Reviewed by Colin Jacobson (April 25, 2013)
Seven years after Hamlet won him Best Actor and Best Picture Oscars, Laurence Olivier returned to the Shakespearean well with 1955’s Richard III. Set in 15th Century England, we arrive at the end of the War of the Roses and its battle for the crown. King Edward IV (Cedric Hardwicke) takes the throne, much to the dismay of Richard, Duke of Gloucester (Olivier) – and also Edward’s younger brother.
Richard boasts his own strong desire to become king, a fierce longing abetted by self-loathing related to his physical deformities. Ambition consumes Richard above all else, and any familial allegiances become meaningless in the face of his all-consuming quest to wear the crown. Thus we follow his path to become Richard III, King of England, which he achieves via much cunning and bloodshed – and which inevitably won’t last.
Should that go into “spoiler alert” territory? Probably not – when you discuss one of the most famous works in the English language, a piece created centuries earlier and based on history, I think it’s okay to say it doesn’t finish well for Richard.

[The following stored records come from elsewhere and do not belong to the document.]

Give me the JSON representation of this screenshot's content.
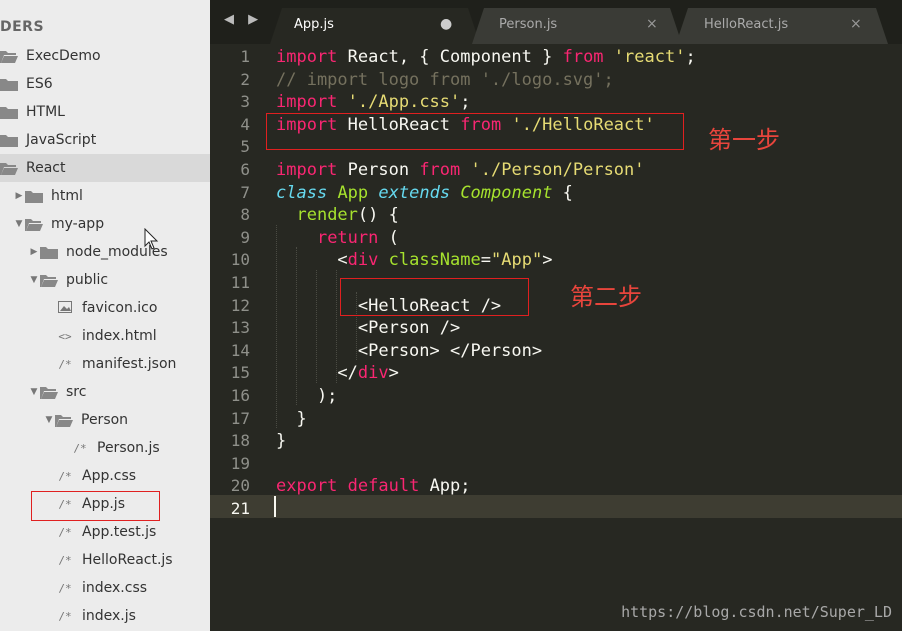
{
  "sidebar": {
    "header": "DERS",
    "items": [
      {
        "label": "ExecDemo",
        "kind": "folder-open",
        "depth": 0
      },
      {
        "label": "ES6",
        "kind": "folder",
        "depth": 0
      },
      {
        "label": "HTML",
        "kind": "folder",
        "depth": 0
      },
      {
        "label": "JavaScript",
        "kind": "folder",
        "depth": 0
      },
      {
        "label": "React",
        "kind": "folder-open",
        "depth": 0,
        "selected": true
      },
      {
        "label": "html",
        "kind": "folder",
        "depth": 1
      },
      {
        "label": "my-app",
        "kind": "folder-open",
        "depth": 1
      },
      {
        "label": "node_modules",
        "kind": "folder",
        "depth": 2
      },
      {
        "label": "public",
        "kind": "folder-open",
        "depth": 2
      },
      {
        "label": "favicon.ico",
        "kind": "image-file",
        "icon": "image-file-icon",
        "depth": 3
      },
      {
        "label": "index.html",
        "kind": "html-file",
        "icon": "<>",
        "depth": 3
      },
      {
        "label": "manifest.json",
        "kind": "file",
        "icon": "/*",
        "depth": 3
      },
      {
        "label": "src",
        "kind": "folder-open",
        "depth": 2
      },
      {
        "label": "Person",
        "kind": "folder-open",
        "depth": 3
      },
      {
        "label": "Person.js",
        "kind": "file",
        "icon": "/*",
        "depth": 4
      },
      {
        "label": "App.css",
        "kind": "file",
        "icon": "/*",
        "depth": 3
      },
      {
        "label": "App.js",
        "kind": "file",
        "icon": "/*",
        "depth": 3,
        "highlighted": true
      },
      {
        "label": "App.test.js",
        "kind": "file",
        "icon": "/*",
        "depth": 3
      },
      {
        "label": "HelloReact.js",
        "kind": "file",
        "icon": "/*",
        "depth": 3
      },
      {
        "label": "index.css",
        "kind": "file",
        "icon": "/*",
        "depth": 3
      },
      {
        "label": "index.js",
        "kind": "file",
        "icon": "/*",
        "depth": 3
      }
    ]
  },
  "tabs": [
    {
      "label": "App.js",
      "active": true,
      "control": "●"
    },
    {
      "label": "Person.js",
      "active": false,
      "control": "×"
    },
    {
      "label": "HelloReact.js",
      "active": false,
      "control": "×"
    }
  ],
  "nav_arrows": "◀ ▶",
  "editor": {
    "line_numbers": [
      "1",
      "2",
      "3",
      "4",
      "5",
      "6",
      "7",
      "8",
      "9",
      "10",
      "11",
      "12",
      "13",
      "14",
      "15",
      "16",
      "17",
      "18",
      "19",
      "20",
      "21"
    ],
    "active_line": "21"
  },
  "annotations": {
    "step_one": "第一步",
    "step_two": "第二步"
  },
  "watermark": "https://blog.csdn.net/Super_LD",
  "colors": {
    "editor_bg": "#272822",
    "keyword": "#f92672",
    "string": "#e6db74",
    "comment": "#75715e",
    "class_kw": "#66d9ef",
    "entity": "#a6e22e",
    "annotation_red": "#e02020",
    "sidebar_bg": "#ececec"
  }
}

The pleasure in Richard doesn’t come from the desire to find out whether the lead character gets away with all his villainy; it seems inevitable he won’t. We’re more curious to view the process along the way, as we dig into Richard’s ruthless attempts to ascend to the throne.
And that’s where the film works. Richard becomes a mesmerizing character, largely because he’s so unrepentant in his evil. While he winds his devious path, he does so with vivacity and wit. A precursor to modern “charming villains” like Hannibal Lecter, we may object to Richard’s actions but we delight in the execution of his cruelty.

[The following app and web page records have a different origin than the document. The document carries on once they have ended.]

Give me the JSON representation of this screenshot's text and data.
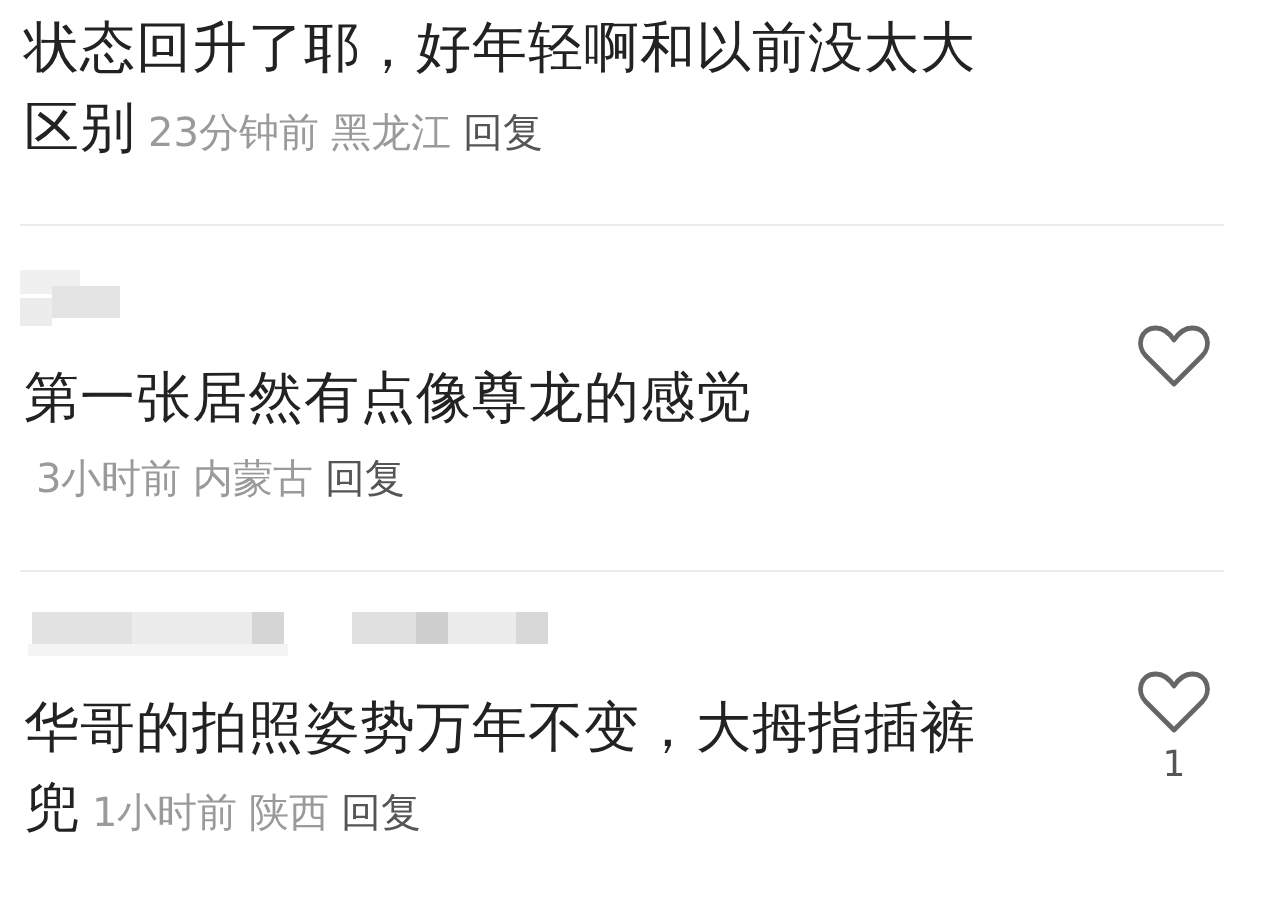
{
  "comments": [
    {
      "text_lines": [
        "状态回升了耶，好年轻啊和以前没太大",
        "区别"
      ],
      "time": "23分钟前",
      "location": "黑龙江",
      "reply": "回复"
    },
    {
      "author": {
        "kind": "blurred-short"
      },
      "text_lines": [
        "第一张居然有点像尊龙的感觉"
      ],
      "time": "3小时前",
      "location": "内蒙古",
      "reply": "回复",
      "liked": false
    },
    {
      "author": {
        "kind": "blurred-long"
      },
      "text_lines": [
        "华哥的拍照姿势万年不变，大拇指插裤",
        "兜"
      ],
      "time": "1小时前",
      "location": "陕西",
      "reply": "回复",
      "liked": false,
      "like_count": "1"
    }
  ]
}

While Olivier’s performance may seem mannered and “stagey” to contemporary audiences, I think he suits the role well. Face it: no matter how hard some may try to “modernize” Shakespeare, those works will always remain part of their period and threaten to put off viewers. Olivier really seemed to master Shakespeare. He gave the Bard’s work the right sense/feel and didn’t attempt any radical reinterpretations.
Even without these changes for the modern viewer, Olivier allows the material to become easily comprehendible. Granted, I’ve had limited exposure to Olivier’s Shakespeare – just Richard III and Hamlet - but those experiences showed that he boasted an ability to remain true enough to the source while he still made the works simple to digest.
That’s no mean feat, as I can’t think of any other adaptations of Shakespeare that drew me in as easily as Olivier’s. Take Kenneth Branagh’s Hamlet, for instance; while I appreciated that take, I could never invest in it, while I readily embraced Olivier’s version.
When I wrote up Branagh’s Hamlet, I struggled to figure out why I found that film to keep me at a distance while I became involved in Olivier’s. After a screening of Richard III, though, I think I better understand this. Olivier stages matters in such a smooth, concise manner that the language becomes… I don’t want to say incidental, but easier to digest.
Often when I watch Shakespeare, I fight with the dialogue. I can find the situations and characters difficult to interpret just because I battle through the speech; when I must devote most of my viewing time to the simple understanding of the spoken language, I can’t invest in the meaning as well and end up distanced from the material.
Through performances and staging, Olivier eliminates these concerns. As I said, I would never want to disregard Shakespeare’s much-praised dialogue as unnecessary; much of the pleasure here comes from the elegance and inventiveness of the lines.
The viewer should find it much easier to appreciate Shakespeare’s work in Olivier’s interpretation simply because the director stages everything else so well. Again, he makes the situations and characterizations so clear that the lines become less crucial; they embellish but don’t act as our sole method of guidance through the narrative.
I can’t overstate how important that becomes and how much more accessible – and enjoyable – it makes Shakespeare. Olivier’s Richard gives the story a good sense of movement and progress so it never feels like a basic filmed version of a stage production. However, he doesn’t go crazy and deliver theatrics for their own sake. Olivier concentrates on the story and characters at the flick’s core.
Across the board, Richard boasts fine performances, especially in regard to Olivier’s lead. While he can occasionally seem a little “stagey”, he usually manages to tamp down any tendencies toward broadness. Olivier eliminates most signs of hamminess and invests the character with all the guile, intelligence and cold-hearted determination required.
All of these factors add up to a thoroughly enjoyable version of Richard III. Perhaps some would argue that others interpreted Shakespeare better than Olivier, and perhaps some would be correct. All I know is that I’ve never liked Shakespeare as much when placed in other hands; Olivier does the trick for me.